- What the exercise asks: Your answer is to be the count alone: the number of lines in the data below where "Hello" appears.
The input: Begin
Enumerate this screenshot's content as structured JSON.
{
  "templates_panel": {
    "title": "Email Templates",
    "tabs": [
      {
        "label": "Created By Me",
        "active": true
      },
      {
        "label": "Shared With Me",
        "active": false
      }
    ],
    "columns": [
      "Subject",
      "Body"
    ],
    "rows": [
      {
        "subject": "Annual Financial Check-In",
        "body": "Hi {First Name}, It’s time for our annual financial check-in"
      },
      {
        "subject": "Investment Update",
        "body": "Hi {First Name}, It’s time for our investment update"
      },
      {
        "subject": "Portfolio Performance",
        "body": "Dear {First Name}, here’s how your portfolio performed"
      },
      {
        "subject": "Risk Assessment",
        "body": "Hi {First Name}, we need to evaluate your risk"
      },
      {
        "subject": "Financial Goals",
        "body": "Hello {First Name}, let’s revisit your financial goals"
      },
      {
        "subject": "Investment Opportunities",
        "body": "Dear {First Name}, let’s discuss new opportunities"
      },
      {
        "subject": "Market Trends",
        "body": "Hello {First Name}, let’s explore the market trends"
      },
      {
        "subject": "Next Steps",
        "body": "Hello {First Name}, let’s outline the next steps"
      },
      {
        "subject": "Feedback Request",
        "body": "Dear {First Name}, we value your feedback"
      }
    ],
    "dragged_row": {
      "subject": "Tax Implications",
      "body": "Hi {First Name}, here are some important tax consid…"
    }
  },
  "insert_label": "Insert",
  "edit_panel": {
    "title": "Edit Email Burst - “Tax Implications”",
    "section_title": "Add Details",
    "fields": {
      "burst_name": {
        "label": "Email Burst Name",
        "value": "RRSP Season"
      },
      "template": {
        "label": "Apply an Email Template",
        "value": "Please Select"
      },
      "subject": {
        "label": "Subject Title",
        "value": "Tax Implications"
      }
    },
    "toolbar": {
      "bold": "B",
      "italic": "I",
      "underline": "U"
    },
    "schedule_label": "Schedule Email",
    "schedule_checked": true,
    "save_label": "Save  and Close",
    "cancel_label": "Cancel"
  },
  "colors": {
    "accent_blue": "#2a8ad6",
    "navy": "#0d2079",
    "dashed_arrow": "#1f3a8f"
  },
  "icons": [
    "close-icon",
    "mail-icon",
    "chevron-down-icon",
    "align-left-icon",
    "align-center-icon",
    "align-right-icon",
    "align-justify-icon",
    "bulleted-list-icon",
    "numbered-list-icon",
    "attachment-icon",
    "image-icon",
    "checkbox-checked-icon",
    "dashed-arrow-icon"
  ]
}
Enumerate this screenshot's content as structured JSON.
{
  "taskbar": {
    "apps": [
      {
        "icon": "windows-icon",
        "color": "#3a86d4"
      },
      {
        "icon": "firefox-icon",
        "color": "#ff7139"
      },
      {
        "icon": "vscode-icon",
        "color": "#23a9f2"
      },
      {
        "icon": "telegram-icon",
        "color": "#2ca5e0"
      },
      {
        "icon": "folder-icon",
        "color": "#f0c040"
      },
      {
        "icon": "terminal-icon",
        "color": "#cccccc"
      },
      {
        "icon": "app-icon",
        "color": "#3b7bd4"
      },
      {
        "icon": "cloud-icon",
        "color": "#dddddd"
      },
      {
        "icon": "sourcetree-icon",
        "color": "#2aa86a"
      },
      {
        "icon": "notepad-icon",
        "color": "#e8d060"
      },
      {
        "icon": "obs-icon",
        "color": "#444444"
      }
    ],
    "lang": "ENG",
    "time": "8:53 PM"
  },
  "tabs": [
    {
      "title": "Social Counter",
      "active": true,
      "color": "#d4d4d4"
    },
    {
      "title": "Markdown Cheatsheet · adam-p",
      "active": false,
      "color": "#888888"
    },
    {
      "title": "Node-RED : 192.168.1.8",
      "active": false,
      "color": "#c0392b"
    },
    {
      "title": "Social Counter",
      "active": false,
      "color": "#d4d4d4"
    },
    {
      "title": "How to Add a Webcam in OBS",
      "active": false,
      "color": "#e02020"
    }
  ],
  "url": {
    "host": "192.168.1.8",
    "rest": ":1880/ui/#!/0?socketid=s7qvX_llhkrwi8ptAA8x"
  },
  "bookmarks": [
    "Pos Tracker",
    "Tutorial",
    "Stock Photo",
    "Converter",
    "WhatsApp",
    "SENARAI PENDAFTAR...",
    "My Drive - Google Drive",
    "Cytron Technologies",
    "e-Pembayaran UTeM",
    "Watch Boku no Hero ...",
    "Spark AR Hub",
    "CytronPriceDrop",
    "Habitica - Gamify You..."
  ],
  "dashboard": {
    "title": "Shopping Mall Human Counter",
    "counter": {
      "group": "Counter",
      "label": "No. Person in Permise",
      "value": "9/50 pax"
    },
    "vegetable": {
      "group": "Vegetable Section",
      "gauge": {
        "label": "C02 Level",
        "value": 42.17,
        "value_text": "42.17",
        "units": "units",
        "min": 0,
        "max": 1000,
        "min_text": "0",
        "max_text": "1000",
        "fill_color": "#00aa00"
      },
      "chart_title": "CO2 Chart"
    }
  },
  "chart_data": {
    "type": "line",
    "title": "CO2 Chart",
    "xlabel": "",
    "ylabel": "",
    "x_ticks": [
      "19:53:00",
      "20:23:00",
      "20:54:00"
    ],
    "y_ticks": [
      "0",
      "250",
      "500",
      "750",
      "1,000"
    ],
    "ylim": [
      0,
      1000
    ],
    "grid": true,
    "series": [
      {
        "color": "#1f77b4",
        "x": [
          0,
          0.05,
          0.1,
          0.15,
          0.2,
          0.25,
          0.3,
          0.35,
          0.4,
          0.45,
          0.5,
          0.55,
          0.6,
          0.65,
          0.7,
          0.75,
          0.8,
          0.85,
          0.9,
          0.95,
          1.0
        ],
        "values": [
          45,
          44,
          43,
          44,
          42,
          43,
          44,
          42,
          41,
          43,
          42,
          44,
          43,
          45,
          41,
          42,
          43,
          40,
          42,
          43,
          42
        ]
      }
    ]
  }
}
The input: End
- Written response: 3